== PROBLEM ==
Each line of the records containing "اقیانوس" is to be copied out and returned.

Records from a collection:
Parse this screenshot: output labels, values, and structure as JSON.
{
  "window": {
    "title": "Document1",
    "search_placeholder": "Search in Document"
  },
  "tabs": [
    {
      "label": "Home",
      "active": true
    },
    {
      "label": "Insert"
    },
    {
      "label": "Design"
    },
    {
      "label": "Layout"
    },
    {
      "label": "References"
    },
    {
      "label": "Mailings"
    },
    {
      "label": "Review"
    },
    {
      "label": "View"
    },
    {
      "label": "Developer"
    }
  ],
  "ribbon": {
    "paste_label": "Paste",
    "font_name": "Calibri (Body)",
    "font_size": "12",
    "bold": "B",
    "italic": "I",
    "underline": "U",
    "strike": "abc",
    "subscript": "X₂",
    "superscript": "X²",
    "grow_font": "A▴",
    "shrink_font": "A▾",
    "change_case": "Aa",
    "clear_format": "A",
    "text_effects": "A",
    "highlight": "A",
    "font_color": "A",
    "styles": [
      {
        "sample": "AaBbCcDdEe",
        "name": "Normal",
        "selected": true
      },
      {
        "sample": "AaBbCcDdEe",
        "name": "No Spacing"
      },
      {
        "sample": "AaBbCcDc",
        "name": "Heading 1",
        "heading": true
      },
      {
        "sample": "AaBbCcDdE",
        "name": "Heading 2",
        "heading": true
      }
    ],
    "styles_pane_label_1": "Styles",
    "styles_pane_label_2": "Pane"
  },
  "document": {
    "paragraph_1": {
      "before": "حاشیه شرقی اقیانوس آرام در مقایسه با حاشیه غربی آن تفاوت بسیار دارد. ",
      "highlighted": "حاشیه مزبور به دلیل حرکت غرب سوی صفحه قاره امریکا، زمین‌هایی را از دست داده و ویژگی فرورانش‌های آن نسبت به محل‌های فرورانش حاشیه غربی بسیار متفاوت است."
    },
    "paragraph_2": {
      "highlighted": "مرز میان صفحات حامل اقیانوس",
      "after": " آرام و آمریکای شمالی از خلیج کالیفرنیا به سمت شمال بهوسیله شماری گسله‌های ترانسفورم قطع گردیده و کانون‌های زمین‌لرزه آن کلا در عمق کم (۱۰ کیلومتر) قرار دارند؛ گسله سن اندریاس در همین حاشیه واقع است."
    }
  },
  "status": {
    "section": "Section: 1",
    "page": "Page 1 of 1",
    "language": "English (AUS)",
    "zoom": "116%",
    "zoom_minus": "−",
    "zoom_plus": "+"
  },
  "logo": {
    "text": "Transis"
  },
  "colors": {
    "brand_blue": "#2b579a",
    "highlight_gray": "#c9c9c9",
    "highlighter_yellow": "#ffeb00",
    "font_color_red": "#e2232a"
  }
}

== TASK ANSWER ==
      "before": "حاشیه شرقی اقیانوس آرام در مقایسه با حاشیه غربی آن تفاوت بسیار دارد. ",
      "highlighted": "مرز میان صفحات حامل اقیانوس",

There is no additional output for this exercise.